DIRECTIONS FOR THIS TASK:
Line by line, the entries below are to be reproduced unaltered.
※
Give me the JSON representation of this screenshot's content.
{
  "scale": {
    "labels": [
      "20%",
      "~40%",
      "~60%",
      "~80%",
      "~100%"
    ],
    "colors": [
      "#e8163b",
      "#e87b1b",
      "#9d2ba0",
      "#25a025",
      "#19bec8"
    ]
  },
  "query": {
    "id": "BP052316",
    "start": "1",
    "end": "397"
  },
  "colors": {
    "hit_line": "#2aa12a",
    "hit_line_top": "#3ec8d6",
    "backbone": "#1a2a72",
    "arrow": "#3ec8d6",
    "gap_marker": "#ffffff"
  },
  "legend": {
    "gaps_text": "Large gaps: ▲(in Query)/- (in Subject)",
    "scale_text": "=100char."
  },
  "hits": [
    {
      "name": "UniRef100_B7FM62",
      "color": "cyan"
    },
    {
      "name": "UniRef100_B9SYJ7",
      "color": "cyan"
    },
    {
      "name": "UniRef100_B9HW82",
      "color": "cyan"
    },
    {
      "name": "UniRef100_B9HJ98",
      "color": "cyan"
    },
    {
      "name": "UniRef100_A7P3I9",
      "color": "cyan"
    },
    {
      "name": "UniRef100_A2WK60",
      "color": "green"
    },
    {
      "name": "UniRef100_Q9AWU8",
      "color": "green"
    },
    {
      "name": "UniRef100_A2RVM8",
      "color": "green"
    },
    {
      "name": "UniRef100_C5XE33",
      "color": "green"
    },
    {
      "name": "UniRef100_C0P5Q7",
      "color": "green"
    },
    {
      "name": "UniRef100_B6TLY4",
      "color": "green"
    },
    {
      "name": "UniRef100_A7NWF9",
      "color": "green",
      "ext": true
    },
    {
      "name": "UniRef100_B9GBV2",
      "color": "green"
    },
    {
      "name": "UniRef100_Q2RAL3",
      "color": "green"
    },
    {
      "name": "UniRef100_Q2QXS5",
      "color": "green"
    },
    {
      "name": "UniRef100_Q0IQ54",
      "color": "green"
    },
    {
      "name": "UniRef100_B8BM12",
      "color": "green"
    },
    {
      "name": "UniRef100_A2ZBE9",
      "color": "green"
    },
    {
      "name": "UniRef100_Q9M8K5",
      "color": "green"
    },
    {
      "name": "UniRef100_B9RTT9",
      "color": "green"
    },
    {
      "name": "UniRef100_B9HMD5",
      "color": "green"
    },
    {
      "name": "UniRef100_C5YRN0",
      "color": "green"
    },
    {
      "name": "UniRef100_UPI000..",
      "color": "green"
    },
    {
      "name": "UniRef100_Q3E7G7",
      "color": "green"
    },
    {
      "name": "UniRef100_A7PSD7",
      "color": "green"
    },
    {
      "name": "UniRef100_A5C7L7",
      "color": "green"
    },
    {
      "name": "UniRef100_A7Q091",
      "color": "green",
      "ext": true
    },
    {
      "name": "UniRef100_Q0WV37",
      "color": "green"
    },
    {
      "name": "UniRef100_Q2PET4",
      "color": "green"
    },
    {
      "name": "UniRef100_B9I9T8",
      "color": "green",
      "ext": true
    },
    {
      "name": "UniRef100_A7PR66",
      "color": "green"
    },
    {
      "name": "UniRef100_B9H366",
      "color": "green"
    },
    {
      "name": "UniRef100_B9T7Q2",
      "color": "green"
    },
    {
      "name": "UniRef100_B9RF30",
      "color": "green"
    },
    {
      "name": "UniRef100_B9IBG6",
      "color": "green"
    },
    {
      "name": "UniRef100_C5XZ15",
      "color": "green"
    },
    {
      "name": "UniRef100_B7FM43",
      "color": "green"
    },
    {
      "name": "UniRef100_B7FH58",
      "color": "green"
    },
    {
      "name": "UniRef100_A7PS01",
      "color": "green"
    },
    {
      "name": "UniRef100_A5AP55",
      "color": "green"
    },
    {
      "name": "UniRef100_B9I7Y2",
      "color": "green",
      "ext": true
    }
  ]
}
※
OUTPUT BELOW:
Give me the JSON representation of this screenshot's content.
{
  "scale": {
    "labels": [
      "20%",
      "~40%",
      "~60%",
      "~80%",
      "~100%"
    ],
    "colors": [
      "#e8163b",
      "#e87b1b",
      "#9d2ba0",
      "#25a025",
      "#19bec8"
    ]
  },
  "query": {
    "id": "BP052316",
    "start": "1",
    "end": "397"
  },
  "colors": {
    "hit_line": "#2aa12a",
    "hit_line_top": "#3ec8d6",
    "backbone": "#1a2a72",
    "arrow": "#3ec8d6",
    "gap_marker": "#ffffff"
  },
  "legend": {
    "gaps_text": "Large gaps: ▲(in Query)/- (in Subject)",
    "scale_text": "=100char."
  },
  "hits": [
    {
      "name": "UniRef100_B7FM62",
      "color": "cyan"
    },
    {
      "name": "UniRef100_B9SYJ7",
      "color": "cyan"
    },
    {
      "name": "UniRef100_B9HW82",
      "color": "cyan"
    },
    {
      "name": "UniRef100_B9HJ98",
      "color": "cyan"
    },
    {
      "name": "UniRef100_A7P3I9",
      "color": "cyan"
    },
    {
      "name": "UniRef100_A2WK60",
      "color": "green"
    },
    {
      "name": "UniRef100_Q9AWU8",
      "color": "green"
    },
    {
      "name": "UniRef100_A2RVM8",
      "color": "green"
    },
    {
      "name": "UniRef100_C5XE33",
      "color": "green"
    },
    {
      "name": "UniRef100_C0P5Q7",
      "color": "green"
    },
    {
      "name": "UniRef100_B6TLY4",
      "color": "green"
    },
    {
      "name": "UniRef100_A7NWF9",
      "color": "green",
      "ext": true
    },
    {
      "name": "UniRef100_B9GBV2",
      "color": "green"
    },
    {
      "name": "UniRef100_Q2RAL3",
      "color": "green"
    },
    {
      "name": "UniRef100_Q2QXS5",
      "color": "green"
    },
    {
      "name": "UniRef100_Q0IQ54",
      "color": "green"
    },
    {
      "name": "UniRef100_B8BM12",
      "color": "green"
    },
    {
      "name": "UniRef100_A2ZBE9",
      "color": "green"
    },
    {
      "name": "UniRef100_Q9M8K5",
      "color": "green"
    },
    {
      "name": "UniRef100_B9RTT9",
      "color": "green"
    },
    {
      "name": "UniRef100_B9HMD5",
      "color": "green"
    },
    {
      "name": "UniRef100_C5YRN0",
      "color": "green"
    },
    {
      "name": "UniRef100_UPI000..",
      "color": "green"
    },
    {
      "name": "UniRef100_Q3E7G7",
      "color": "green"
    },
    {
      "name": "UniRef100_A7PSD7",
      "color": "green"
    },
    {
      "name": "UniRef100_A5C7L7",
      "color": "green"
    },
    {
      "name": "UniRef100_A7Q091",
      "color": "green",
      "ext": true
    },
    {
      "name": "UniRef100_Q0WV37",
      "color": "green"
    },
    {
      "name": "UniRef100_Q2PET4",
      "color": "green"
    },
    {
      "name": "UniRef100_B9I9T8",
      "color": "green",
      "ext": true
    },
    {
      "name": "UniRef100_A7PR66",
      "color": "green"
    },
    {
      "name": "UniRef100_B9H366",
      "color": "green"
    },
    {
      "name": "UniRef100_B9T7Q2",
      "color": "green"
    },
    {
      "name": "UniRef100_B9RF30",
      "color": "green"
    },
    {
      "name": "UniRef100_B9IBG6",
      "color": "green"
    },
    {
      "name": "UniRef100_C5XZ15",
      "color": "green"
    },
    {
      "name": "UniRef100_B7FM43",
      "color": "green"
    },
    {
      "name": "UniRef100_B7FH58",
      "color": "green"
    },
    {
      "name": "UniRef100_A7PS01",
      "color": "green"
    },
    {
      "name": "UniRef100_A5AP55",
      "color": "green"
    },
    {
      "name": "UniRef100_B9I7Y2",
      "color": "green",
      "ext": true
    }
  ]
}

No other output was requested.